* _How to complete this task_
Once the pictures are set aside, retype the remaining entries exactly.

* _Working data_

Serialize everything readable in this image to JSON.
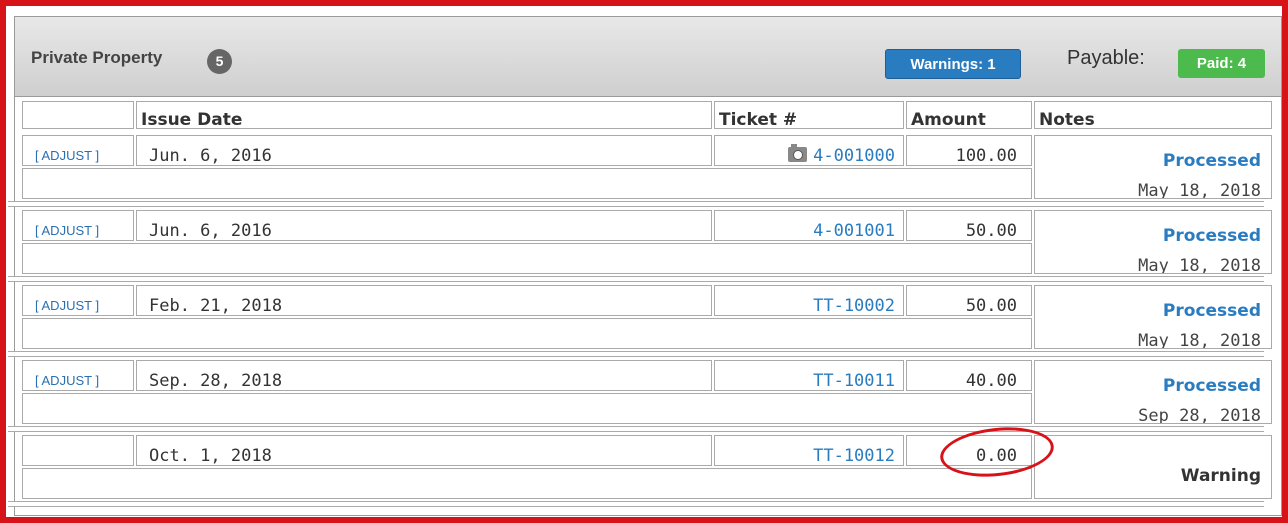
{
  "header": {
    "title": "Private Property",
    "count": "5",
    "warnings_label": "Warnings: 1",
    "payable_label": "Payable:",
    "paid_label": "Paid: 4"
  },
  "columns": {
    "blank": "",
    "issue_date": "Issue Date",
    "ticket": "Ticket #",
    "amount": "Amount",
    "notes": "Notes"
  },
  "rows": [
    {
      "adjust": "[ ADJUST ]",
      "issue_date": "Jun. 6, 2016",
      "ticket": "4-001000",
      "has_photo": true,
      "amount": "100.00",
      "status": "Processed",
      "status_date": "May 18, 2018"
    },
    {
      "adjust": "[ ADJUST ]",
      "issue_date": "Jun. 6, 2016",
      "ticket": "4-001001",
      "has_photo": false,
      "amount": "50.00",
      "status": "Processed",
      "status_date": "May 18, 2018"
    },
    {
      "adjust": "[ ADJUST ]",
      "issue_date": "Feb. 21, 2018",
      "ticket": "TT-10002",
      "has_photo": false,
      "amount": "50.00",
      "status": "Processed",
      "status_date": "May 18, 2018"
    },
    {
      "adjust": "[ ADJUST ]",
      "issue_date": "Sep. 28, 2018",
      "ticket": "TT-10011",
      "has_photo": false,
      "amount": "40.00",
      "status": "Processed",
      "status_date": "Sep 28, 2018"
    },
    {
      "adjust": "",
      "issue_date": "Oct. 1, 2018",
      "ticket": "TT-10012",
      "has_photo": false,
      "amount": "0.00",
      "status": "Warning",
      "status_date": ""
    }
  ],
  "colors": {
    "frame": "#d7131a",
    "link": "#2a7cc0",
    "warnings_badge": "#2a7cc0",
    "paid_badge": "#4cba4c"
  }
}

* _Solution to this task_
Serialize everything readable in this image to JSON.
{
  "header": {
    "title": "Private Property",
    "count": "5",
    "warnings_label": "Warnings: 1",
    "payable_label": "Payable:",
    "paid_label": "Paid: 4"
  },
  "columns": {
    "blank": "",
    "issue_date": "Issue Date",
    "ticket": "Ticket #",
    "amount": "Amount",
    "notes": "Notes"
  },
  "rows": [
    {
      "adjust": "[ ADJUST ]",
      "issue_date": "Jun. 6, 2016",
      "ticket": "4-001000",
      "has_photo": true,
      "amount": "100.00",
      "status": "Processed",
      "status_date": "May 18, 2018"
    },
    {
      "adjust": "[ ADJUST ]",
      "issue_date": "Jun. 6, 2016",
      "ticket": "4-001001",
      "has_photo": false,
      "amount": "50.00",
      "status": "Processed",
      "status_date": "May 18, 2018"
    },
    {
      "adjust": "[ ADJUST ]",
      "issue_date": "Feb. 21, 2018",
      "ticket": "TT-10002",
      "has_photo": false,
      "amount": "50.00",
      "status": "Processed",
      "status_date": "May 18, 2018"
    },
    {
      "adjust": "[ ADJUST ]",
      "issue_date": "Sep. 28, 2018",
      "ticket": "TT-10011",
      "has_photo": false,
      "amount": "40.00",
      "status": "Processed",
      "status_date": "Sep 28, 2018"
    },
    {
      "adjust": "",
      "issue_date": "Oct. 1, 2018",
      "ticket": "TT-10012",
      "has_photo": false,
      "amount": "0.00",
      "status": "Warning",
      "status_date": ""
    }
  ],
  "colors": {
    "frame": "#d7131a",
    "link": "#2a7cc0",
    "warnings_badge": "#2a7cc0",
    "paid_badge": "#4cba4c"
  }
}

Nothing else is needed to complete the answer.